There are some problems that arise with this approach, however. The 80-minute running time feels strangely long for such a brief film. The story functions like a play and works in that framework, yet it also leads to some tedious moments. The middle segment drags and gets sidetracked by an uninteresting romantic subplot with David’s buddy Kenneth (Douglas Dick) and girlfriend Janet (Joan Chandler). When viewed today, we’re also focusing more on Hitchcock’s tactics than the actual plot. This isn’t his fault, but it makes for a much different experience than audiences had during the original screenings. The film’s experimental reputation makes it difficult to view it from any other perspective.
There’s still plenty to like about Rope, which gets unfairly labeled as a failed experiment. Several performances are excellent, particularly John Dall (Gun Crazy) as the arrogant Brandon. He leaps into the over-the-top role and makes him a believably deranged guy. It’s a theatrical performance that may turn off some viewers, but it works for the material. Stewart is also excellent as the shrewd guy who quickly recognizes something is amiss. Rupert doesn’t fathom the depths of their devilish act but has a curious hunch. Stewart feels he was miscast for the part, and the studio pushed for Cary Grant. I disagree and think he’s the right choice because he conveys smarts with just a glance. You can see the gears churning in his head during each successive misstep from Brandon and Philip. Less successful is Farley Granger (Strangers on a Train), who has the thankless role of playing the weaker part of the duo. He tries his best with the limited role, but we never care about his moral quandaries. The rest of the supporting cast is capable but mostly exist to set up the conflict between Rupert and the killers.

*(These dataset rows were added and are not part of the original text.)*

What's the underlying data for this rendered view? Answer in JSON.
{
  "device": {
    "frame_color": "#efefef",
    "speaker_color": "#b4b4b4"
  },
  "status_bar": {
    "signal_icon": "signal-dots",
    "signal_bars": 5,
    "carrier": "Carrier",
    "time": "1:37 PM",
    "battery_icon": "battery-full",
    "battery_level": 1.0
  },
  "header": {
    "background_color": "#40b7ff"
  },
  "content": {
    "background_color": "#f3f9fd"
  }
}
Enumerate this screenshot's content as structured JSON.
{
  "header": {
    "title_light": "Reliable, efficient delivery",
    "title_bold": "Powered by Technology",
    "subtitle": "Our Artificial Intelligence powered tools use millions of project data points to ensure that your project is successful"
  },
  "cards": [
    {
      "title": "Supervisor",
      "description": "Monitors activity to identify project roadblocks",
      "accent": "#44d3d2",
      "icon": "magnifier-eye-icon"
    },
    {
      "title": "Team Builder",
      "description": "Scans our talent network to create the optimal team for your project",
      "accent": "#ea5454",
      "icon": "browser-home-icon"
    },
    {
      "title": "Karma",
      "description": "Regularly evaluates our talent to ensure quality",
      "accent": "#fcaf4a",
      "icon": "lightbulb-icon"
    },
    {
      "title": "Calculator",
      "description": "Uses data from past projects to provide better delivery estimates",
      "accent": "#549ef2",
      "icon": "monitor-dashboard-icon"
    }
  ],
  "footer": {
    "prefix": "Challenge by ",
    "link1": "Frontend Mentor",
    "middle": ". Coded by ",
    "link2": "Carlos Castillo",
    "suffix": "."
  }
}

Looking beyond the basic style, Hitchcock finds clever ways to arrange the characters within the frame. He sets up groups in a triangle to convey their thematic relationships. The most prominent example is Rupert standing between Brandon and Phillip while he tries to discover the truth. During the final scene, they hover closely around him and enhance the claustrophobic feeling. While it might seem like Brandon and Phillip are in control, Rupert knows what he’s doing. Hitchcock also uses the triangle set-up to show the ways Brandon tries to manipulate the party guests. He’s like a conductor managing an orchestra, but there’s one player who keeps deviating from the sheet music. When you combine the inventive set-ups of the frame with the capable technical expertise, it makes for a compelling movie. Rope falls short of Hitchcock’s best work but remains must-see viewing for movie fans delving into the master’s deeper cuts.